◆ Records shown ◆
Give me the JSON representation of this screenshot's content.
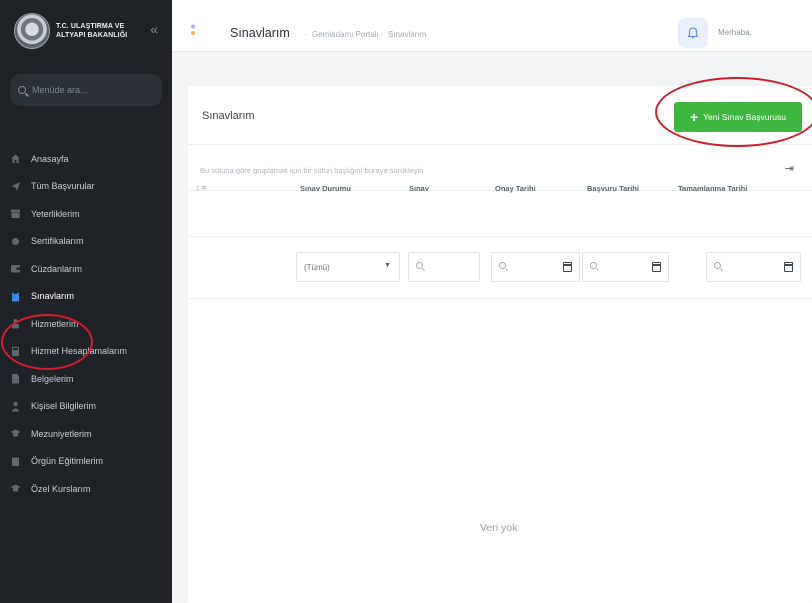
{
  "brand": {
    "line1": "T.C. ULAŞTIRMA VE",
    "line2": "ALTYAPI BAKANLIĞI",
    "collapse_icon": "double-chevron-left-icon"
  },
  "sidebar": {
    "search_placeholder": "Menüde ara...",
    "items": [
      {
        "label": "Anasayfa",
        "icon": "home-icon"
      },
      {
        "label": "Tüm Başvurular",
        "icon": "send-icon"
      },
      {
        "label": "Yeterliklerim",
        "icon": "archive-icon"
      },
      {
        "label": "Sertifikalarım",
        "icon": "dot-icon"
      },
      {
        "label": "Cüzdanlarım",
        "icon": "wallet-icon"
      },
      {
        "label": "Sınavlarım",
        "icon": "clipboard-icon",
        "active": true
      },
      {
        "label": "Hizmetlerim",
        "icon": "person-icon"
      },
      {
        "label": "Hizmet Hesaplamalarım",
        "icon": "calculator-icon"
      },
      {
        "label": "Belgelerim",
        "icon": "document-icon"
      },
      {
        "label": "Kişisel Bilgilerim",
        "icon": "user-icon"
      },
      {
        "label": "Mezuniyetlerim",
        "icon": "graduation-cap-icon"
      },
      {
        "label": "Örgün Eğitimlerim",
        "icon": "book-icon"
      },
      {
        "label": "Özel Kurslarım",
        "icon": "graduation-cap-icon"
      }
    ]
  },
  "topbar": {
    "title": "Sınavlarım",
    "breadcrumb": [
      "Gemiadamı Portalı",
      "Sınavlarım"
    ],
    "greeting": "Merhaba,"
  },
  "page": {
    "card_title": "Sınavlarım",
    "new_button_label": "Yeni Sınav Başvurusu",
    "group_hint": "Bu sütuna göre gruplamak için bir sütun başlığını buraya sürükleyin",
    "columns": {
      "hash": "#",
      "status": "Sınav Durumu",
      "exam": "Sınav",
      "approval_date": "Onay Tarihi",
      "application_date": "Başvuru Tarihi",
      "completion_date": "Tamamlanma Tarihi"
    },
    "status_filter_value": "(Tümü)",
    "empty_text": "Veri yok"
  },
  "colors": {
    "sidebar_bg": "#1f2328",
    "active": "#3b8be6",
    "primary_button": "#3fb63f",
    "annotation_red": "#cf1e2e"
  }
}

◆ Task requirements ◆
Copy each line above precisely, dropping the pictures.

◆ Solved exercise ◆
Give me the JSON representation of this screenshot's content.
{
  "brand": {
    "line1": "T.C. ULAŞTIRMA VE",
    "line2": "ALTYAPI BAKANLIĞI",
    "collapse_icon": "double-chevron-left-icon"
  },
  "sidebar": {
    "search_placeholder": "Menüde ara...",
    "items": [
      {
        "label": "Anasayfa",
        "icon": "home-icon"
      },
      {
        "label": "Tüm Başvurular",
        "icon": "send-icon"
      },
      {
        "label": "Yeterliklerim",
        "icon": "archive-icon"
      },
      {
        "label": "Sertifikalarım",
        "icon": "dot-icon"
      },
      {
        "label": "Cüzdanlarım",
        "icon": "wallet-icon"
      },
      {
        "label": "Sınavlarım",
        "icon": "clipboard-icon",
        "active": true
      },
      {
        "label": "Hizmetlerim",
        "icon": "person-icon"
      },
      {
        "label": "Hizmet Hesaplamalarım",
        "icon": "calculator-icon"
      },
      {
        "label": "Belgelerim",
        "icon": "document-icon"
      },
      {
        "label": "Kişisel Bilgilerim",
        "icon": "user-icon"
      },
      {
        "label": "Mezuniyetlerim",
        "icon": "graduation-cap-icon"
      },
      {
        "label": "Örgün Eğitimlerim",
        "icon": "book-icon"
      },
      {
        "label": "Özel Kurslarım",
        "icon": "graduation-cap-icon"
      }
    ]
  },
  "topbar": {
    "title": "Sınavlarım",
    "breadcrumb": [
      "Gemiadamı Portalı",
      "Sınavlarım"
    ],
    "greeting": "Merhaba,"
  },
  "page": {
    "card_title": "Sınavlarım",
    "new_button_label": "Yeni Sınav Başvurusu",
    "group_hint": "Bu sütuna göre gruplamak için bir sütun başlığını buraya sürükleyin",
    "columns": {
      "hash": "#",
      "status": "Sınav Durumu",
      "exam": "Sınav",
      "approval_date": "Onay Tarihi",
      "application_date": "Başvuru Tarihi",
      "completion_date": "Tamamlanma Tarihi"
    },
    "status_filter_value": "(Tümü)",
    "empty_text": "Veri yok"
  },
  "colors": {
    "sidebar_bg": "#1f2328",
    "active": "#3b8be6",
    "primary_button": "#3fb63f",
    "annotation_red": "#cf1e2e"
  }
}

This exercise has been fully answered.